9.- Schaefer, B. (1987). An Algorithm for Predicting the Visibility of the Lunar Crescent in Pro-
ceedings of the IIIT Lunar Calendar Conference, The International Institute of Islamic Thourght,
10:1-10:10.
10.- Schaefer, B. (1990). LunarCal. Western Research.
11.- Schaefer, B. (1992). The Length of the Lunar Month. Archaeoastronomy 17, 32-42.
12.- Segura, W. (2018). Movimientos de la Luna y el Sol. EWT Ediciones.
13.- Segura, W. (2021a). Periods of the Moon. https://www.academia.edu/5077 9982/
Periods_of_the_Moon.
14.- Segura, W. (2021b). Danjon Limit: Bruin’s Method, https://www.researchgate.net/publica-
tion/356128660_Danjon_Limit_Bruin's_Method
15.- Segura, W. (2022). Apex of the zone of first visibilidty of the Moon. https://www.academia.edu/
78415798/Apex_of_the_zone_of_first_visibility_of_the_Moon.
12
ResearchGate has not been able to resolve any citations for this publication.
Article
The minimum altitude separation between the moon and the setting sun for new moon's earliest visibility is found to be close to 4°. This result together with an earlier study on limiting elongation makes the new Moon's earliest visibility criterion most complete and comprehensive.
Article
The problem of predicting the moment when, after conjunction, the new crescent will become visible is both astronomical and physical. Although realized already by Ptolemy, the actual solution never did go much beyond the well-established Babylonian rule of thumb that the moon cannot be seen earlier than one day after conjunction.This paper first discusses the importance of the sighting to the peoples of Islam and then mentions the criteria which control the phenomenon. This is followed by an outline of the theoretical solution given by the early Arab astronomers. It then proceeds to give a more accurate treatment, according to modern methods, which leads to rules by which the appearance and disappearance of the crescent can be predicted to within five minutes of time.The second part of the paper presents translated extracts on the subject from the oldest sources, using modern astronomical nomenclature. These are taken from the Hindu compendia Surya Siddhanta and Pancha Siddhantika, and from al-Battani's Handbook of Astronomy.
Moon Calculator (MoonCalc). Version 6.0

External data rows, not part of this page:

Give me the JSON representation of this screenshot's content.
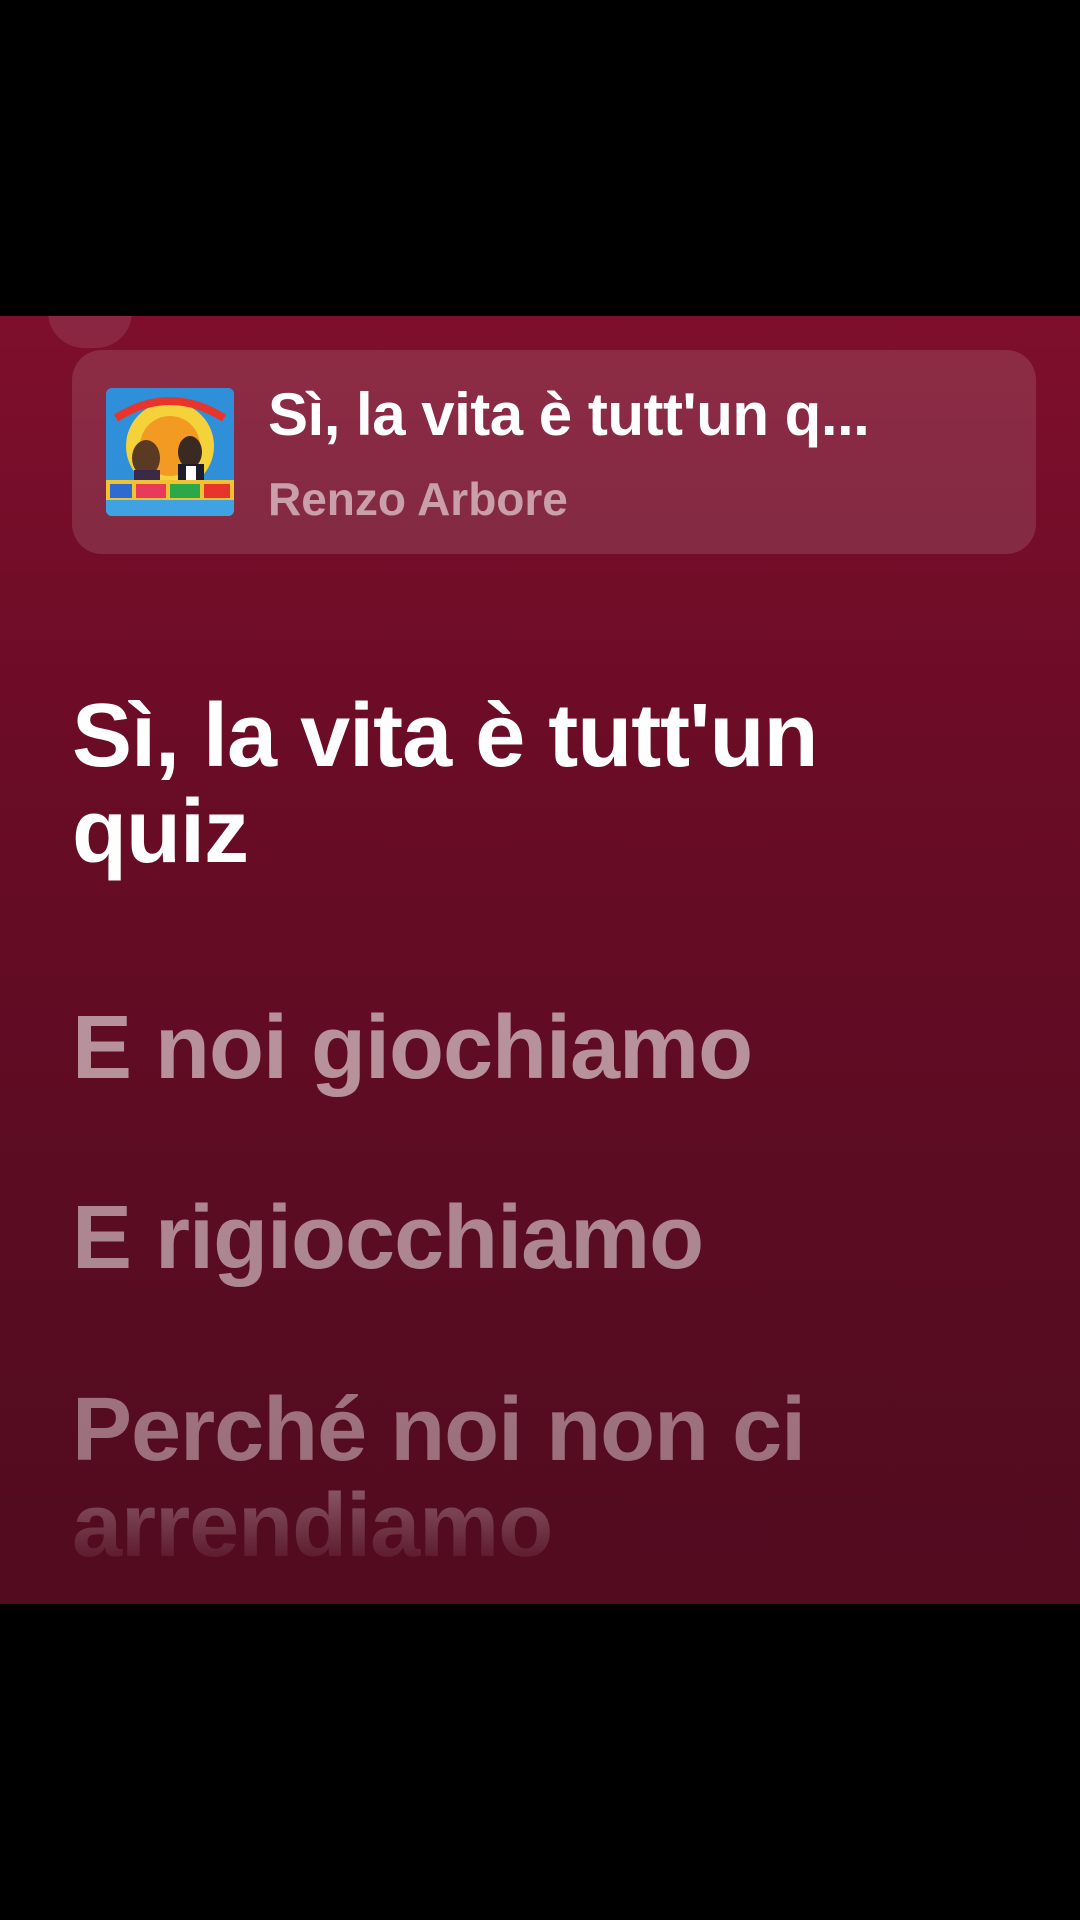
{
  "now_playing": {
    "title": "Sì, la vita è tutt'un q...",
    "artist": "Renzo Arbore",
    "album_art_icon": "album-cover-image"
  },
  "lyrics": {
    "active_line": "Sì, la vita è tutt'un quiz",
    "upcoming_lines": [
      "E noi giochiamo",
      "E rigiocchiamo",
      "Perché noi non ci arrendiamo"
    ]
  },
  "colors": {
    "background_top": "#7e0e2c",
    "background_bottom": "#520b1f",
    "active_text": "#ffffff"
  }
}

  • M Ahmed
Ahmed, M. (2001). Moon Calculator (MoonCalc). Version 6.0.
First visibility of the lunar crescent and other problems in historical astronomy. Doctoral theses

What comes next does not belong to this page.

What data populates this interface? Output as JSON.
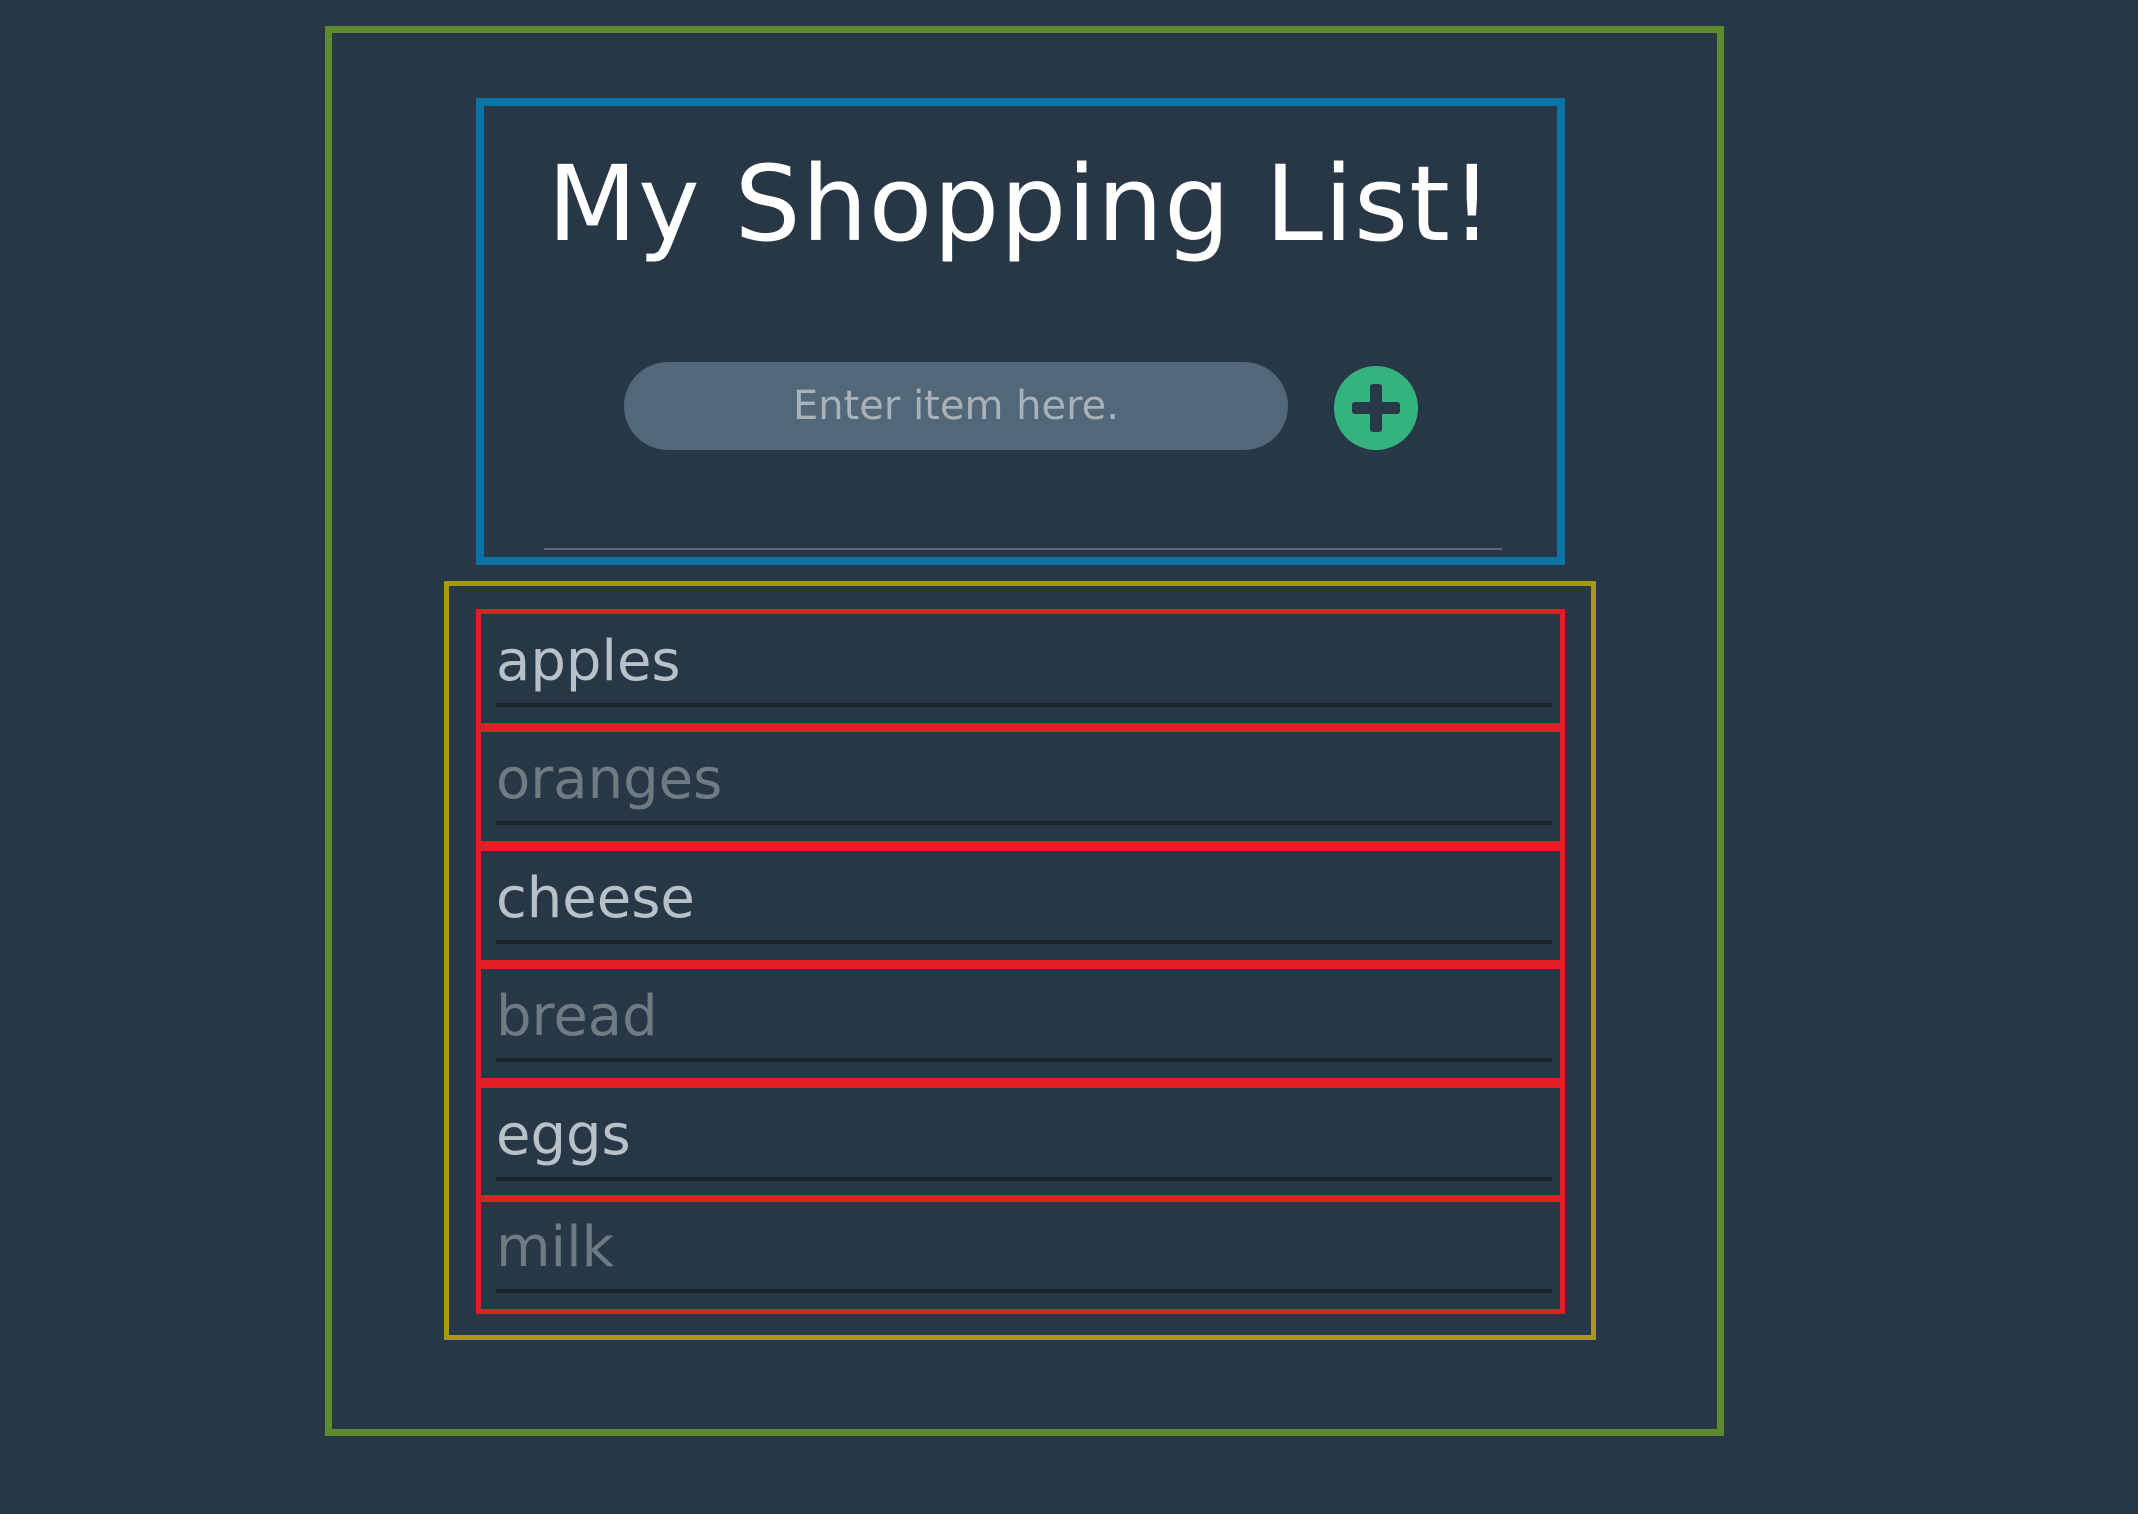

  • L J Fatoohi
Fatoohi, L. J. (1998). First visibility of the lunar crescent and other problems in historical astronomy. Doctoral theses, Durham University.
On the Smallest Visible Phase of the Moon
  • E W Maunder
Maunder, E. W. (1911). On the Smallest Visible Phase of the Moon. The Journal of the British Astronomical Association 21, 355-362.
The Mohammedan calendar and the first visibility of the new moon in Egypt
  • J H Reynold
Reynold, J. H. 1939. The Mohammedan calendar and the first visibility of the new moon in Egypt. Royal Astronomical Society. Occasional Notes 1(7), 100-101.